Take for example Liquid's game versus 00 Nation. After an insanely close triple-overtime loss, it would be easy to fall short on Mirage. In fact, if they had, Liquid would have exited IEM Cologne winless after their second BO3. But, on Mirage, Liquid came back and won against two map and series points to win in overtime, after which they didn't lose another map for the rest of the group stage. Tenacity like that is hard to come by. Liquid didn't crack under pressure, an enormous departure from their previous form.
|Liquid||K - D||+/-||ADR||KAST||Rating 2.0|
|Jonathan 'EliGE' Jablonowski||90 - 65||+25||97.8||77.6%||1.36|
|Josh 'oSee' Ohm||83 - 58||+25||76.5||76.6%||1.22|
|Keith 'NAF' Markovic||82 - 66||+16||84.4||69.2%||1.18|
|Mareks 'YEKINDAR' Gaļinskis||67 - 68||-1||66.4||70.1%||0.98|
|Nick 'nitr0' Cannella||41 - 72||-31||49.8||67.3%||0.72|
|00NATION||K - D||+/-||ADR||KAST||Rating 2.0|
|Santino 'try' Rigal||77 - 69||+8||80.6||66.4%||1.09|
|Eduardo 'dumau' Wolkmer||78 - 78||+0||82.4||62.6%||1.06|
|Marcelo 'coldzera' David||62 - 76||-14||64.3||70.1%||0.92|
|Bruno 'latto' Rebelatto||62 - 67||-5||64.7||57.9%||0.88|
|Epitacio 'TACO' de Melo||49 - 74||-25||57.0||64.5%||0.80|
On CT-side, YEKINDAR has mostly taken shox's roles, but on some maps, his distinct playstyle has forced Liquid to completely overhaul their game plan. His T-side is a departure from his Outsiders days, where he is now aggressively lurking instead of taking head-on battles as the front of the pack. However, his willingness to take opening duels still remains, and frees up the rest of Liquid to do what they do best.

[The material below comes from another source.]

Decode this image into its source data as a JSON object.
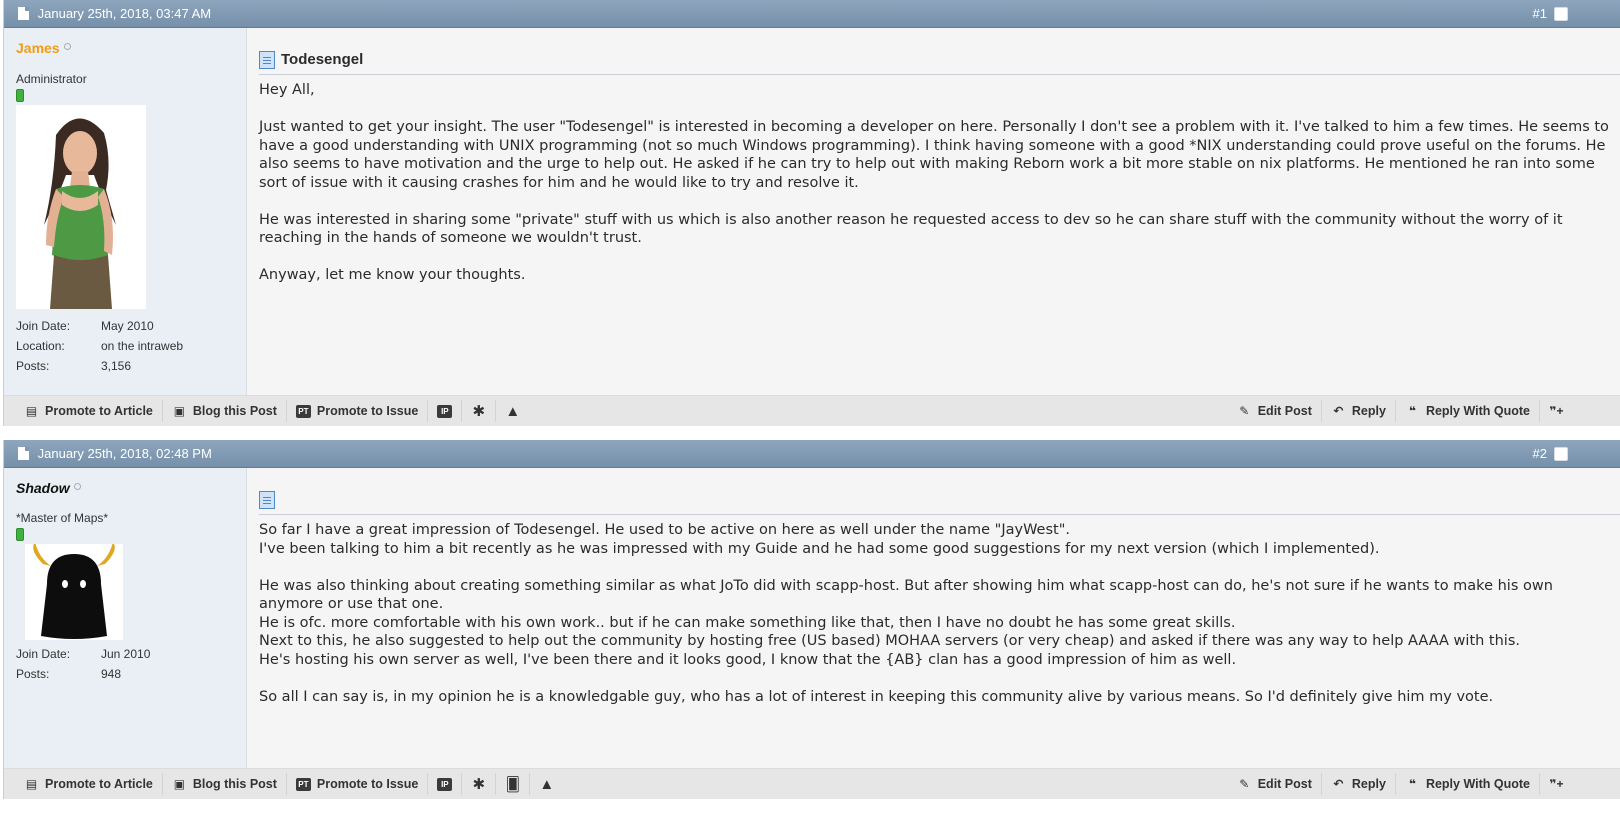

If YEKINDAR stays with Liquid, he might be placed in those hard entry roles that he's known for, but in IEM Cologne, the current game plan is working. He also brings a revitalized mentality to Liquid. No longer does Liquid wonder how low they'll finish, but rather how many tournaments they need to attend until they pick up their next Grand Slam. Everybody has a renewed sense of optimism and it shows on the server. Liquid is more dangerous than ever, defensively, offensively, and mentally, all thanks to one cheeky Latvian.